I have four reading groups going in my classroom this year. Two of the groups are larger, with eight students each, while the other two are much smaller, with four or three students, respectively. I try to meet with my groups each Tuesday, Wednesday, and Thursday, although some weeks there are other issues that arise and take me away from this oh-so-important task. However, all four of my reading groups are able to meet every Wednesday without fail. This is largely due to the fact that I have two America Reads tutors in my room for half an hour, plus myself and my student teacher. So for thirty minutes we have four adults available to work with the four groups.
The two tutors work with my two smaller groups, and then I work with one group and my student teacher works with the other. Last week was the first time we did this and it went really, really well! (I would have blogged about it then but that was the same day as the visit from the Wildlife Society and that seemed to take precedence over a more routine activity).
Today was our second time having four reading groups running at the same time. There were a few moments where some of the students got a little bit louder than I would have preferred but, for the most part, I felt like all twenty-three students were focused and on task. One of the big goals I had for the groups today was for the students to develop their abilities in having conversations with one another about the texts that they read, rather than rely on me to pose the questions and the answers. At first they were a bit reluctant to just respond to each other because they have been so thoroughly trained in raising their hands and waiting for a teacher to call on them. They soon warmed up to it, though, and were having conversations about books using phrases like “I can relate to this because…” or “I agree with him because…” or “I disagree with her because…” or “One thing I think will happen next is…” or “I can connect this to…”

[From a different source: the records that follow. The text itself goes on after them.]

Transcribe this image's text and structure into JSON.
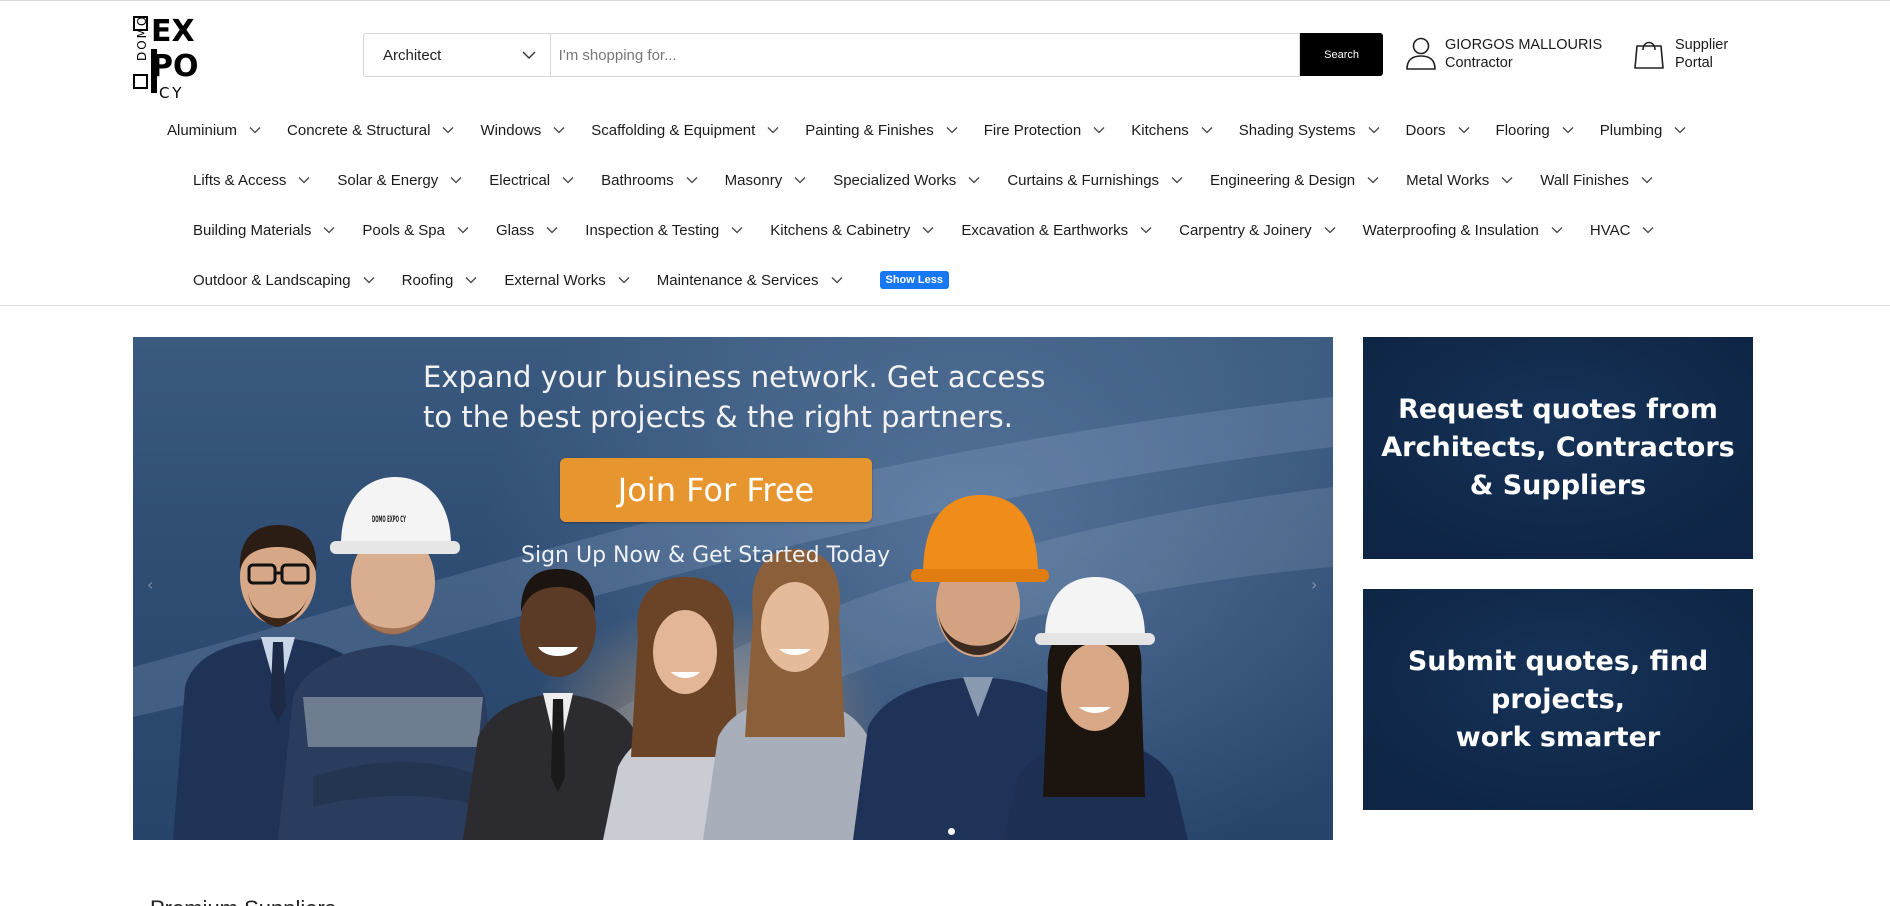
{
  "header": {
    "logo_text": "DOMO EXPO CY",
    "search": {
      "category_value": "Architect",
      "placeholder": "I'm shopping for...",
      "button_label": "Search"
    },
    "user": {
      "name": "GIORGOS MALLOURIS",
      "role": "Contractor",
      "icon": "user-icon"
    },
    "supplier": {
      "line1": "Supplier",
      "line2": "Portal",
      "icon": "shopping-bag-icon"
    }
  },
  "nav": {
    "rows": [
      [
        "Aluminium",
        "Concrete & Structural",
        "Windows",
        "Scaffolding & Equipment",
        "Painting & Finishes",
        "Fire Protection",
        "Kitchens",
        "Shading Systems",
        "Doors",
        "Flooring",
        "Plumbing"
      ],
      [
        "Lifts & Access",
        "Solar & Energy",
        "Electrical",
        "Bathrooms",
        "Masonry",
        "Specialized Works",
        "Curtains & Furnishings",
        "Engineering & Design",
        "Metal Works",
        "Wall Finishes"
      ],
      [
        "Building Materials",
        "Pools & Spa",
        "Glass",
        "Inspection & Testing",
        "Kitchens & Cabinetry",
        "Excavation & Earthworks",
        "Carpentry & Joinery",
        "Waterproofing & Insulation",
        "HVAC"
      ],
      [
        "Outdoor & Landscaping",
        "Roofing",
        "External Works",
        "Maintenance & Services"
      ]
    ],
    "show_less_label": "Show Less",
    "show_less_color": "#1877f2"
  },
  "hero": {
    "headline_line1": "Expand your business network. Get access",
    "headline_line2": "to the best projects & the right partners.",
    "cta_label": "Join For Free",
    "cta_color": "#e7962f",
    "subtext": "Sign Up Now & Get Started Today",
    "helmet_logo_text": "DOMO EXPO CY",
    "prev_arrow": "‹",
    "next_arrow": "›"
  },
  "side_cards": {
    "card1": {
      "line1": "Request quotes from",
      "line2": "Architects, Contractors",
      "line3": "& Suppliers"
    },
    "card2": {
      "line1": "Submit quotes, find projects,",
      "line2": "work smarter"
    },
    "background_color": "#0e2747"
  },
  "section_peek": "Premium Suppliers"
}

It was fantastic and exactly what I want to see happening with my reading groups this year! At the end of the allotted time I asked the class to tell me what worked well during our groups. Some of the things that were shared were:
- students were paying attention
- people were reading together
- we were listening to one another
- we were talking about the books we had read
Then I asked them to think about areas for improvement. I love the honesty that my students exhibit when I ask questions like this. Here is what they said:
- We need to keep our volume at appropriate levels the entire time
- We need to take turns sharing
- When we are finished with an assignment, we need to stay on literacy tasks like reading or writing
- We should be following along in the book when someone else is reading
I am grateful to have such a wonderfully reflective class of readers. They work hard, they love reading, and they love talking about what they read! I think we will see improvement each week as we continue to move through the school year.